Blood is the fluid that sustains life. The components of blood include red blood cells, white blood cells, platelets, and plasma. Some blood cells carry oxygen (necessary for metabolic reactions), some blood cells fight off invading substances that could destroy your cells, and other blood cells help to form clots, which keep your body from losing too much blood.
The fluid portion of the blood carries nutrients needed to fuel each cell in the body. It also shuttles wastes that need to be transported to the excretory system to be passed out of the body and carbon dioxide that needs to be transported to the lungs to be exhaled.
Red blood cells
The red blood cells, which are also called erythrocytes (erythro means red; cytes = cells) have the important responsibility of carrying the oxygen throughout the body. Hemoglobin exists in the red blood cells. Hemoglobin not only binds oxygen and transports it to capillaries, but it also helps to transport carbon dioxide from the capillaries back to the lungs to be exhaled.
By transporting oxygen and hemoglobin, blood is an extremely important part of homeostasis — a conglomerate of processes that allows your body to adjust to changes in external temperatures and hormone levels. But, many of the processes that occur to help your body adjust to changes could not happen without the blood transporting certain hormones, nutrients, oxygen, or electrolytes.
If a person has too few red blood cells, as determined by a red blood cell count, or if there is not enough hemoglobin in the red blood cell, he or she is diagnosed with anemia. Because hemoglobin carries oxygen, anemia often causes people to feel fatigued.
Anemia can be caused by any of the following:
Damaged bone marrow
Red blood cells are created in the red bone marrow. They live about 120 days shuttling oxygen and carbon dioxide, and then certain white blood cells destroy them in the liver and spleen. As the red blood cells are destroyed, the iron they contain is recycled back to the red bone marrow to be used in new cells. The rest of the material in the old red blood cells is degraded and transported to the digestive system, where much of it ends up in fecal matter.
White blood cells
The white blood cells, which are also called leukocytes (leuko = white), are involved in functions controlled by the immune system. The immune system is responsible for fighting infections. If a person has a low white blood cell count, it means that the immune system is not functioning properly. If a white blood cell count is too high, it indicates that the person has some type of infection.

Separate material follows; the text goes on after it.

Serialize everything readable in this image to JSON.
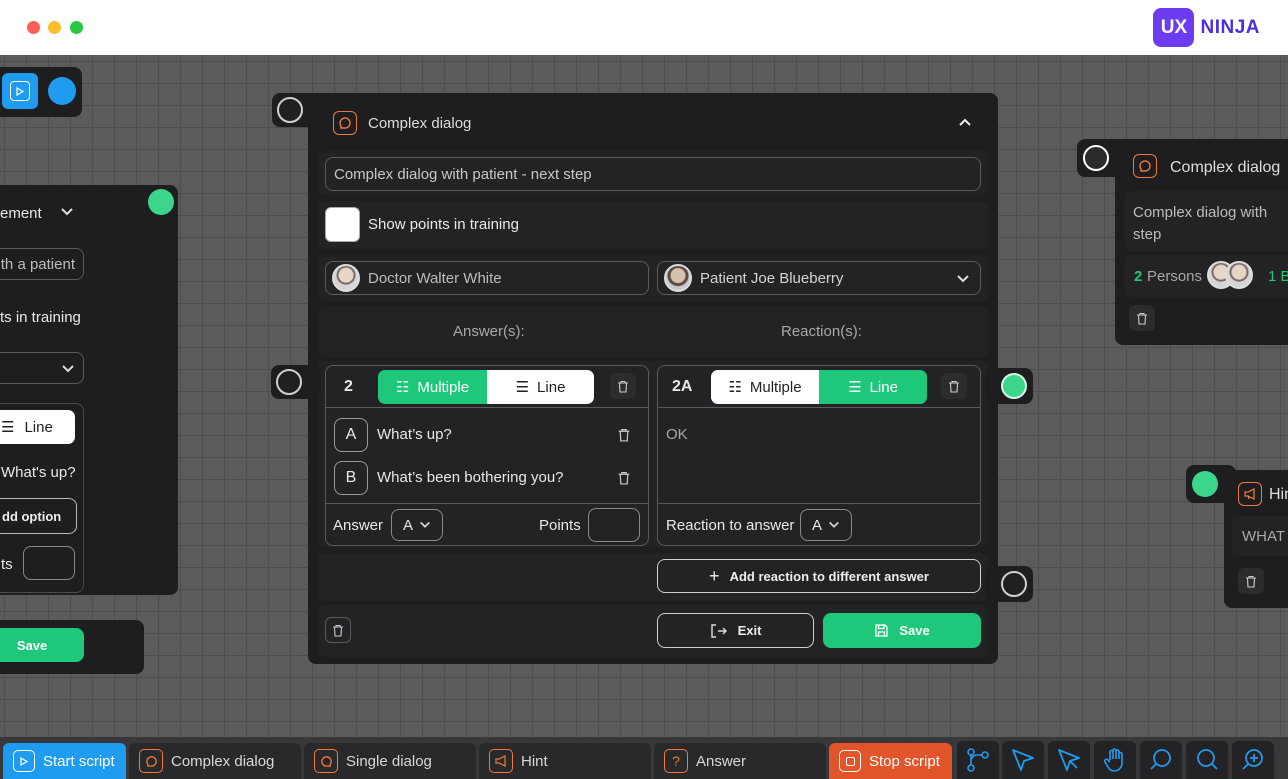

There are five important types of white blood cells:
Basophils release histamines. Histamines are those annoying little chemical molecules that cause you to swell up with hives, itch like crazy, sneeze, wheeze, and get teary-eyed when you are around something to which you are allergic. All of those reactions cause inflammation, which enlists the help of stronger white blood cells. Sneezing and getting watery eyes are physiologic reactions to help flush the offending allergen from your mucous membranes.
Eosinophils “eat” other cells. The technical term for the eating of a cell is phagocytosis, so eosinophils are said to phagocytize complexes formed between antigens (the invading offender) and antibodies (a “home team” defender).
Lymphocytes kill cells that contain viruses. Lymphocytes scan the body looking for viruses. There are two types of lymphocytes: B cells and T cells. T cells are the type of virus hunters measured in a person with acquired immunodeficiency syndrome (AIDS). If the T-cell count decreases, it indicates that the human immunodeficiency virus that causes AIDS is winning the fight in that infected person’s body.
Monocytes are precursors to macrophages, meaning “big eater.” Macrophages digest bacteria and viruses.
Neutrophils are the most abundant white blood cells in the body. These cells phagocytize bacteria, and in doing so keep your system from being overrun by every germ with which it comes into contact.
Platelets are pieces of cells that work to form blood clots. They work to keep your body from losing too much blood when you sustain an injury and help in wound healing.
When blood is put into a test tube and spun in a centrifuge, the blood cells and platelets gravitate to the bottom of the tube, and the plasma is a clear layer on top. Think of the action inside blood vessels; imagine plasma as a river and the blood cells and platelets as leaves floating in it. Plasma is the “stream” in bloodstream. The plasma contains many important proteins, without which you would die.
Two major proteins contained in plasma are:
Gamma globulin (also called immunoglobulin): Gamma globulin is a broad term for a class of proteins that make up the different types of antibodies. The production of antibodies, which help to fight infections, is controlled by the immune system.
Fibrinogen: Fibrinogen is a protein involved in blood clotting.